DANCING ANGELS During October 2001, the Lord began to speak to me about traveling to Newfoundland, Canada. I had no desire to go there, especially in the middle of the winter! At this time I was still concerned about my inability to “feel the Lord” and began to press into God all the more. At times I locked myself into the little house and fasted and prayed for up to seven days, or until the presence of God fell. After many confirmations in the spirit, I pooled all of my earthly wealth and made the trip to the great white North. The night before I was to depart, the Lord instructed me to “pray in tongues all the way to Newfoundland.” Somehow through the grace of God I succeeded in praying in the Spirit for about 18 hours until I touched down in Canada. In Springdale, Newfoundland, Canada, the Lord began instructing me to complete a series of prophetic actions. I attended an intercessory prayer meeting on Wednesday, November 21. We were interceding for an upcoming series of healing meetings. During this meeting, I began to “see” into the spirit. As the Lord opened my spiritual eyes, I incrementally saw the heavens open over Living Waters Ministries Church. In addition to this, I also began to hear angelic voices singing along with the worship team. At one point during the meeting, I saw a stream of golden oil pour out from Heaven and land on a certain spot in the sanctuary. At the leading of the Lord, I knelt upon that spot. The glory and anointing began to flow into and over my body. The sensation and anointing was very similar to what I experienced when the angel put his hands upon me the night of August 22, 2001. As I knelt under the spot where the golden oil was beginning to pour onto the altar, I was praying earnestly. I could feel the liquid oil raining down on my body. I could sense and smell this heavenly oil as it rolled off my head. The Holy Spirit began to talk to me in a very clear and direct way that I had never experienced before. I collapsed onto the carpet in a pool of golden oil and laid there in the anointing of the Holy Spirit. Then I sensed angels dancing all around the pool and me. I felt an angel as it brushed its wings across my face. I had a “knowing” that the angel was asking me to raise my hands into the air. When I raised my hands up to about two feet, the angel would push my hands back down with its strong, warm hands. I tried again, and when my hands were almost totally up, the angel tickled my nose with the feathers of its wings. I laughed, and my hands fell. The angel and I continued to interact in this fashion for nearly an hour. I did not actually see this angel, but the force and reality of its touch was very tangible. There was no doubt that I was interacting with a heavenly being. This experience was both refreshing and real. SEEING IS BELIEVING On Thursday, November 22, the healing meetings started; they would last through Sunday, the 25th. In these meetings God began to open my spiritual eyes beyond anything I could have ever imagined. On the first night of these meetings, I began to see an “open heaven” forming in the sanctuary. I could also hear and sense the activity of angels as the heavens continued to open up to a greater degree. On Friday, I began to see “bolts of light” shoot through the church, and again the stream of golden oil was flowing from the open heaven in a greater volume. On Saturday night during the worship service, I began to see feathers falling around the church and

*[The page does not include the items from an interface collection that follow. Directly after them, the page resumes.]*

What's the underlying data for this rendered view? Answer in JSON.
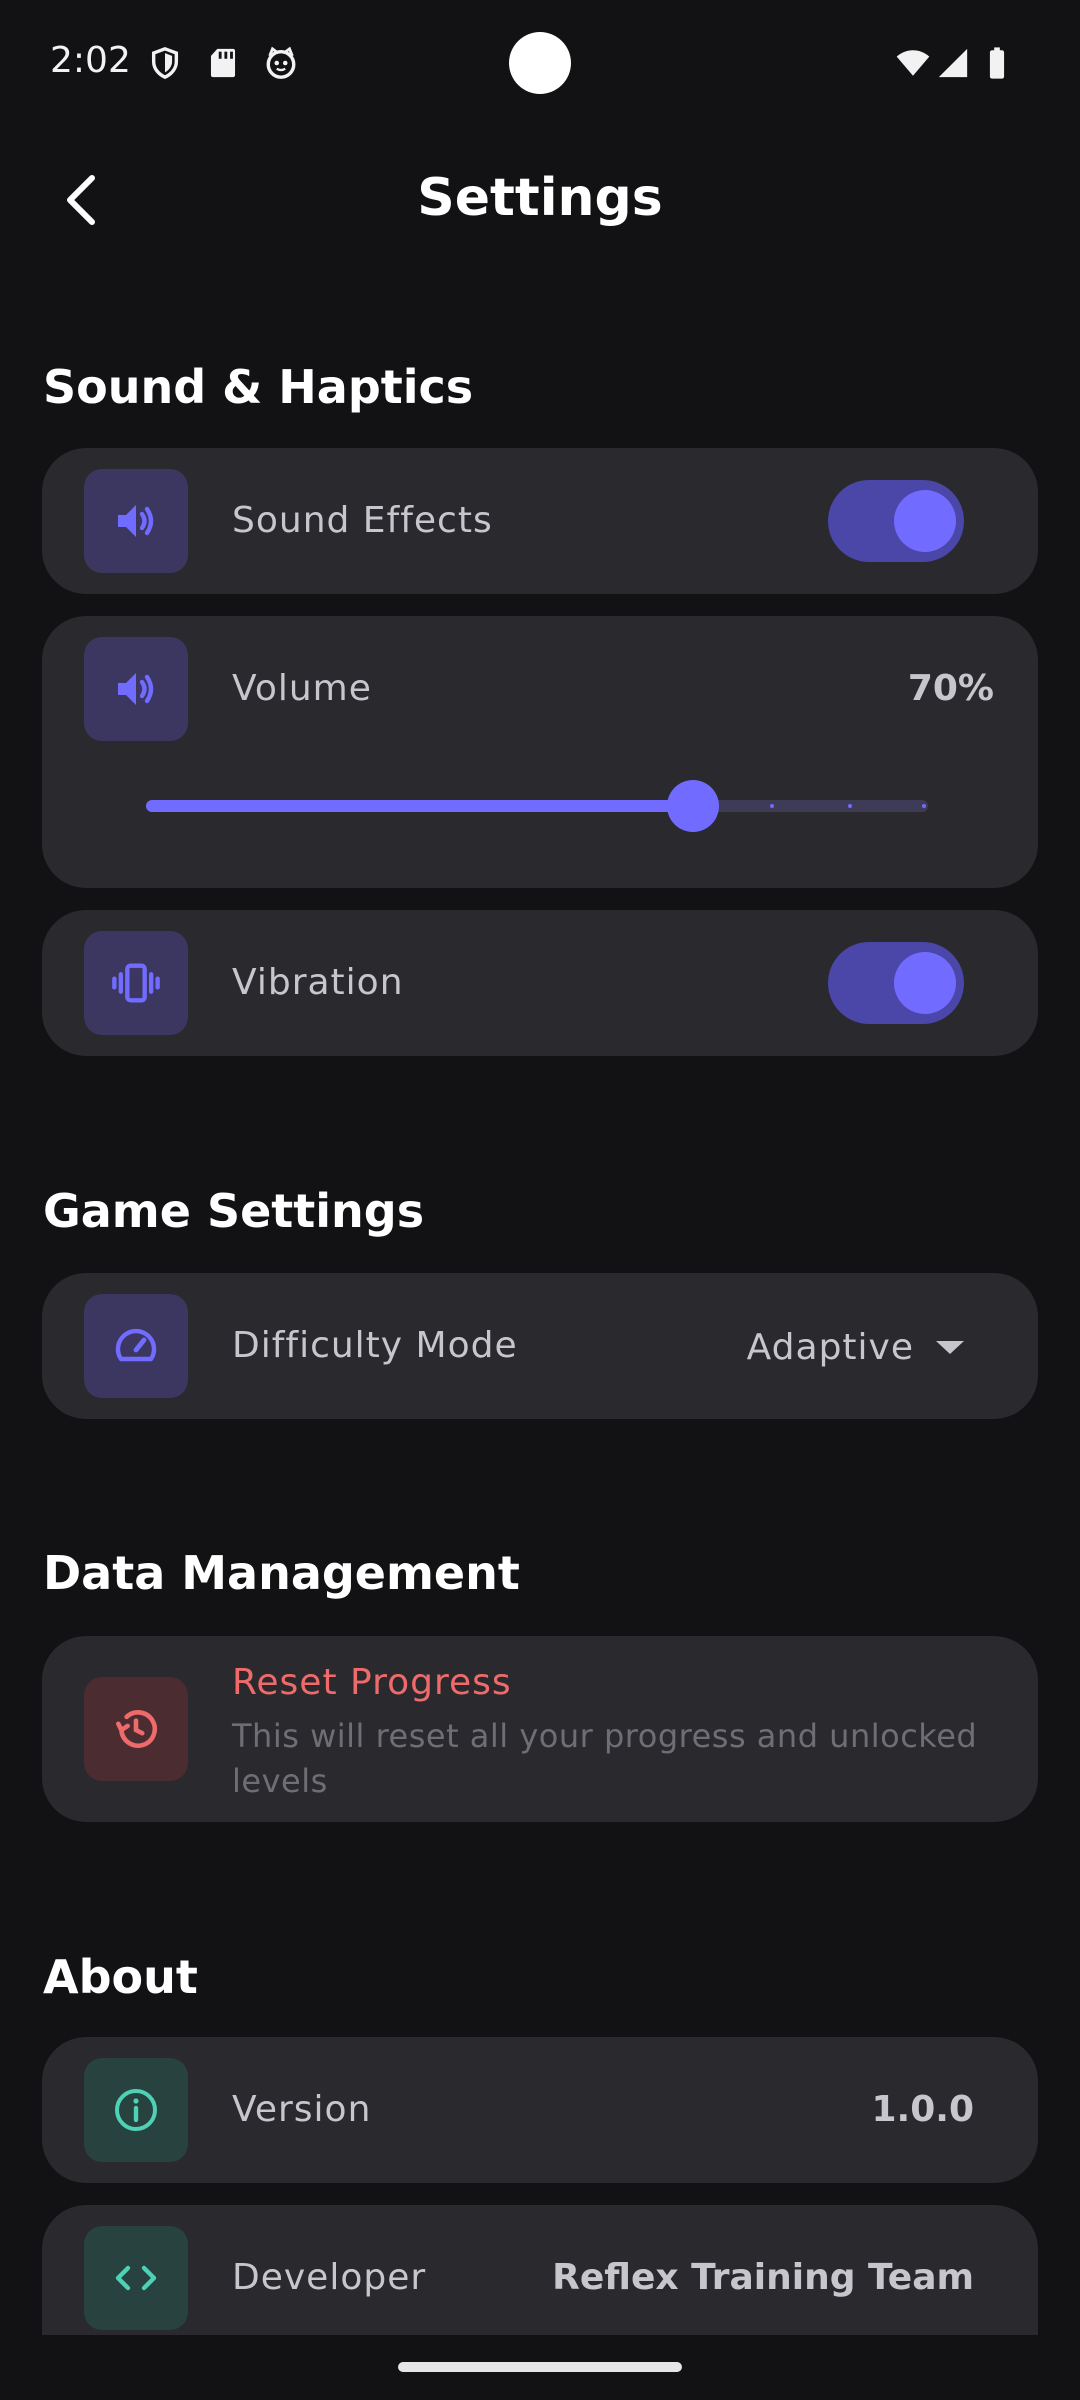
{
  "status_bar": {
    "time": "2:02",
    "icons": [
      "shield-icon",
      "sd-card-icon",
      "cat-face-icon",
      "wifi-icon",
      "signal-icon",
      "battery-icon"
    ]
  },
  "app_bar": {
    "title": "Settings",
    "back_icon": "chevron-left-icon"
  },
  "sections": {
    "sound_haptics": {
      "title": "Sound & Haptics",
      "sound_effects": {
        "label": "Sound Effects",
        "icon": "speaker-icon",
        "enabled": true
      },
      "volume": {
        "label": "Volume",
        "icon": "speaker-icon",
        "value_text": "70%",
        "value": 0.7
      },
      "vibration": {
        "label": "Vibration",
        "icon": "vibration-icon",
        "enabled": true
      }
    },
    "game_settings": {
      "title": "Game Settings",
      "difficulty": {
        "label": "Difficulty Mode",
        "icon": "speedometer-icon",
        "selected": "Adaptive"
      }
    },
    "data_management": {
      "title": "Data Management",
      "reset": {
        "label": "Reset Progress",
        "description": "This will reset all your progress and unlocked levels",
        "icon": "history-icon"
      }
    },
    "about": {
      "title": "About",
      "version": {
        "label": "Version",
        "value": "1.0.0",
        "icon": "info-icon"
      },
      "developer": {
        "label": "Developer",
        "value": "Reflex Training Team",
        "icon": "code-icon"
      }
    }
  },
  "colors": {
    "background": "#121114",
    "card": "#2a292d",
    "accent": "#716cff",
    "toggle_track": "#4a47a8",
    "danger": "#ef6b6b",
    "teal": "#4fd1b5"
  }
}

Kevin Basconi (How to Work with Angels in Your Life: The Reality of Angelic Ministry Today (Angels in the Realms of Heaven, Book 2))